There is certainly reason for Mets fans to be skeptical about the way Yoenis Cespedes has carried himself on the field throughout his career. A kicked ball in the World Series, a questionable workout regimen, and some run-ins on the golf course tell a story of a player who has indeed had his issues staying focused. And credit Cespedes for making an effort to minimize the distractions and focus wholly on baseball this season, and staying healthy.
However, a recent Joel Sherman article decrying Cespedes’ “antics,” reveals a more troubling interpretation of player behavior, particularly towards Latino players, and it has started to manifest in a multitude of ways throughout baseball across the past year and a half.
Sherman’s first gripe, in itself, seems a tad out of place, as he points out the fact that Cespedes is taking part in outfield drills with his hat worn backward, occasionally tossing balls back underhanded. Even more baffling is the fact that Sherman admits, literally a paragraph later, that Cespedes lay down while conducting drills, waiting for the ball to lift off so as to try making more challenging plays, with the outfielders around him following suit.
We witness a similar pattern of criticism and subsequent back-track a few sentences later, as Sherman bemoans the fact that Cespedes himself was unavailable to take part in postgame interviews, yet admits that similar freedoms from confrontation are extended to Noah Syndergaard, Matt Harvey, and even Tim Tebow.
So again, what is the central point to arguing against Cespedes’ qualities as a leader? Is there a real reason to single him out when Noah Syndergaard, who practically stood up the organization in refusing his MRI last season, still continues to flaunt an inflated sense of self-worth as he invites the press to watch him run shirtless?
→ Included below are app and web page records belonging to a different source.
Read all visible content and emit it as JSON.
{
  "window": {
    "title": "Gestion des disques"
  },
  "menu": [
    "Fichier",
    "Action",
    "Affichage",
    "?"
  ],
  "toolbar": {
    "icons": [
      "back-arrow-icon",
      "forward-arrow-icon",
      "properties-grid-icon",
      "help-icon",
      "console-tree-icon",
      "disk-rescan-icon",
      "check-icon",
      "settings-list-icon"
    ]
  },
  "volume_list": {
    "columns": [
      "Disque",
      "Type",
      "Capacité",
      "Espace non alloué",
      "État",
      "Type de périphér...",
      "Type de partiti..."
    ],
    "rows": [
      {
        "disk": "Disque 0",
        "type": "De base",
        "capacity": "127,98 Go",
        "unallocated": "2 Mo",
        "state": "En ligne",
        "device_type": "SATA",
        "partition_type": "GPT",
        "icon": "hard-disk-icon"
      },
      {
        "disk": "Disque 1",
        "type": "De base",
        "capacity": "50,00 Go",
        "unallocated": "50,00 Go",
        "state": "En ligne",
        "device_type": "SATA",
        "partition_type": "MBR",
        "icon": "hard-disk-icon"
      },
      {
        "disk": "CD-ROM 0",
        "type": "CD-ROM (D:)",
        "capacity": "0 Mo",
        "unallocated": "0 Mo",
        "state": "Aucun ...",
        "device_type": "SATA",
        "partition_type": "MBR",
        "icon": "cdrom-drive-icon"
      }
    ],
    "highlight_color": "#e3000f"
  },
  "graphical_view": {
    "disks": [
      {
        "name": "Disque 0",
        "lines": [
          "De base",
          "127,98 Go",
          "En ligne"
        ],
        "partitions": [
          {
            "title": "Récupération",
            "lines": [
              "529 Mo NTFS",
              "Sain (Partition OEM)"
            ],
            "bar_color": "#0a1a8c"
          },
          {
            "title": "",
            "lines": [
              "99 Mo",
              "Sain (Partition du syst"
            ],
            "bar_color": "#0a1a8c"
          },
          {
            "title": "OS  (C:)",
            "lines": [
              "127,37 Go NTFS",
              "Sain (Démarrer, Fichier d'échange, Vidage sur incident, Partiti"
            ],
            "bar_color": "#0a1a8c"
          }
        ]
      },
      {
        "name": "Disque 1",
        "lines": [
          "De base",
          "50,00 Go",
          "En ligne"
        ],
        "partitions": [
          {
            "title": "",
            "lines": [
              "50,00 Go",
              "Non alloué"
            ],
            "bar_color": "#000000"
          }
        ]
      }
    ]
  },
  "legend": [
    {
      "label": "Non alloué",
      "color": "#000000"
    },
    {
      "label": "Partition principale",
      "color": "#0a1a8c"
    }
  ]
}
I will answer the question by offering a couple more perplexing, troubling testimonies from players and journalists alike. Here is an article detailing a conversation in which Mike Schmidt argued that Venezuelan center fielder Odubel Herrera could not serve as a leader for the Phillies because of a “language barrier,” unaware of the fact that over 27% of Major League Baseball players are Latino (according to a 2016 SABR study).
Check out Ian Kinsler criticizing the manner in which Dominican and Puerto Rican players express themselves and their emotions in the World Baseball Classic last year, which features some incredible GIFs of some rather emphatic American players.
Here is a CBS report of the Braves’ desires that Venezuelan outfield prospect Ronald Acuna wear his hat straight so as to “maintain a professional appearance.” Tim Tebow, who many could argue wouldn’t even qualify as a professional baseball player, wears his hat in an equally “unprofessional” manner.
I want to make clear that, particularly with the fashion in which the Mets finished the 2017 season, it’s appropriate for fans to take umbrage with Cespedes’ antics. With that said, it’s also important that we draw a line between what constitutes detached, lackadaisical behavior and what Sherman clumsily explains as “disruptive.” An otherwise established, respected writer like Sherman failing to understand these glaringly concerning biases indicates just how far out of hand such a prejudice towards Latino ballplayers has gotten.
Jay Bruce, who perhaps should have been listened to a bit more keenly, ultimately said it best in Sherman’s article that “not everyone does things the same way.” Different cultures will inevitably bring about baseball players with different playing styles, and even more importantly, players who carry their passions differently.
Noah Syndergaard tweeting about his cameo on Game of Thrones as the Mets were getting shelled by the Dodgers in a summer series last year can be ignored, as it was, by the media and baseball fans. However, fans who fail to give our best offensive player that same pass after he declines an interview are inherently perpetuating a bias against Latino players who are often victimized by more traditional, Americanized interpretation of a sport that is played all over the world.
Expecting Latino players to not only play the game in the presentable, American sense but to also apply this mindset in practices and communications is unfair. To label Cespedes and other players for failing to do so here and there as a “disruption” is shallow, ignorant, and totally unfair.